- It can also be used in baked goods, often used to substitute all or a portion of the oil or butter in a recipe. It lends moisture to treats like cakes, muffins, and quick breads while also offering some nutritional value. Check out my Flourless Chocolate Chip Brownies, Gluten-Free Dairy-Free Banana Chocolate Chip Muffins as a couple of examples!
- You can also use applesauce in savory recipes like my Korean Steak Lettuce Wraps, where the applesauce is part of the marinade!
How Do I Store It?
You can make a large batch of applesauce and can it using normal canning methods.
This recipe makes approximately 2 cups, or just enough to fit a pint-sized jar. I fill the jar and keep it in the fridge for approximate 1-2 weeks.
To make it last longer, you can also freeze the jar of applesauce, making sure to leave approximately a ½" space between the applesauce and the lid to allow for expansion. Defrost the applesauce in the fridge before using.
And that is it! This recipe was the very first recipe I posted to my blog and I'm happy to freshen it up and bring it back to the forefront! Applesauce may be really simple, but it definitely deserves some attention for everything it has to offer! Skip buying it in the store and try making it yourself!
Simple Unsweetened Applesauce
- 1 ½ pounds apples (see Recipe Notes below)
- ½ cup water
- Juice from one lemon
- 1 teaspoon cinnamon
- Sweetener to taste
- Peel and core apples. Cut apples into small chunks.

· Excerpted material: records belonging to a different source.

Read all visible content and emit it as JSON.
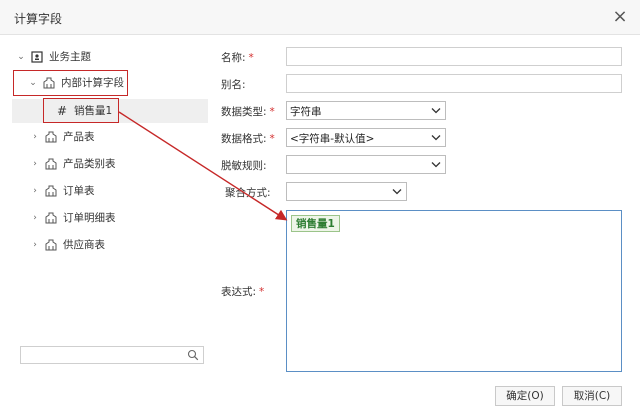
{
  "dialog": {
    "title": "计算字段",
    "close_icon": "×"
  },
  "tree": {
    "root_label": "业务主题",
    "folder_label": "内部计算字段",
    "field_prefix": "#",
    "field_label": "销售量1",
    "tables": [
      "产品表",
      "产品类别表",
      "订单表",
      "订单明细表",
      "供应商表"
    ]
  },
  "search": {
    "placeholder": ""
  },
  "form": {
    "name_label": "名称:",
    "alias_label": "别名:",
    "datatype_label": "数据类型:",
    "datatype_value": "字符串",
    "format_label": "数据格式:",
    "format_value": "<字符串-默认值>",
    "mask_label": "脱敏规则:",
    "agg_label": "聚合方式:",
    "expr_label": "表达式:",
    "required_mark": "*"
  },
  "expression": {
    "token": "销售量1"
  },
  "buttons": {
    "ok": "确定(O)",
    "cancel": "取消(C)"
  },
  "colors": {
    "highlight": "#c62828",
    "token_text": "#2e7d32",
    "expr_border": "#5b8fc5"
  }
}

- Add apple chunks to a medium sized pot or skillet with water and lemon juice.
- Bring apple mixture to a boil, then reduce heat to a simmer. Cover pot or pan with a lid, leaving a slight gap and simmer for approximately 10 minutes.
- Mash apples to desired consistency using a potato masher or the bottom of a spatula.

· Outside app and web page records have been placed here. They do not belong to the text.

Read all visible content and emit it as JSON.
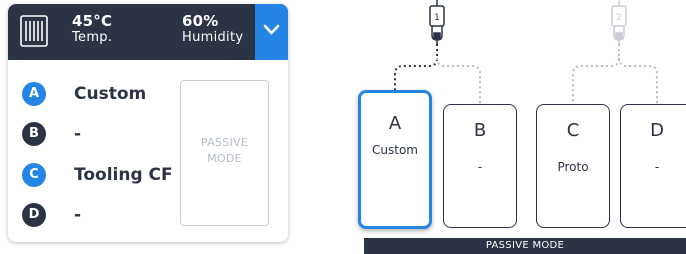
{
  "status_panel": {
    "temperature_value": "45°C",
    "temperature_label": "Temp.",
    "humidity_value": "60%",
    "humidity_label": "Humidity",
    "dropdown_icon": "chevron-down-icon",
    "heater_icon": "heater-icon",
    "slots": [
      {
        "letter": "A",
        "material": "Custom",
        "loaded": true
      },
      {
        "letter": "B",
        "material": "-",
        "loaded": false
      },
      {
        "letter": "C",
        "material": "Tooling CF",
        "loaded": true
      },
      {
        "letter": "D",
        "material": "-",
        "loaded": false
      }
    ],
    "passive_mode_label": "PASSIVE MODE"
  },
  "diagram": {
    "extruders": [
      {
        "number": "1",
        "active": true
      },
      {
        "number": "2",
        "active": false
      }
    ],
    "slots": [
      {
        "letter": "A",
        "material": "Custom",
        "active": true
      },
      {
        "letter": "B",
        "material": "-",
        "active": false
      },
      {
        "letter": "C",
        "material": "Proto",
        "active": false
      },
      {
        "letter": "D",
        "material": "-",
        "active": false
      }
    ],
    "passive_mode_label": "PASSIVE MODE"
  },
  "colors": {
    "dark_navy": "#2b3344",
    "accent_blue": "#2585e4",
    "muted_gray": "#b5bcc6"
  }
}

- Transfer apple sauce to a jar and let cool completely before covering with a lid.
- Store in the fridge for 1-2 weeks, or in the freezer for up to 6 months.
- Any variety of apple will work for this recipe, including using a combination of different varieties.
- Lemon juice helps preserve the color of the apples and is completely optional.
- Add cinnamon or sweetener to the applesauce, if desired.
- Mash the apples to your desired consistency, whether chunky or smooth.
- Store applesauce in a sealed jar or container in the fridge for 1-2 weeks.
- Store applesauce in a sealed jar or container in the freezer for up to 6 months.
- Fill an ice cube tray with applesauce and freeze, and store the applesauce cubes in a sealable freezer bag, pulling out only as much as you need.
- Calories are based on a ¼ cup serving.
**This recipe was November 1st, 2016 and republished on September 21, 2020 with recipe updates, and new photos and writing.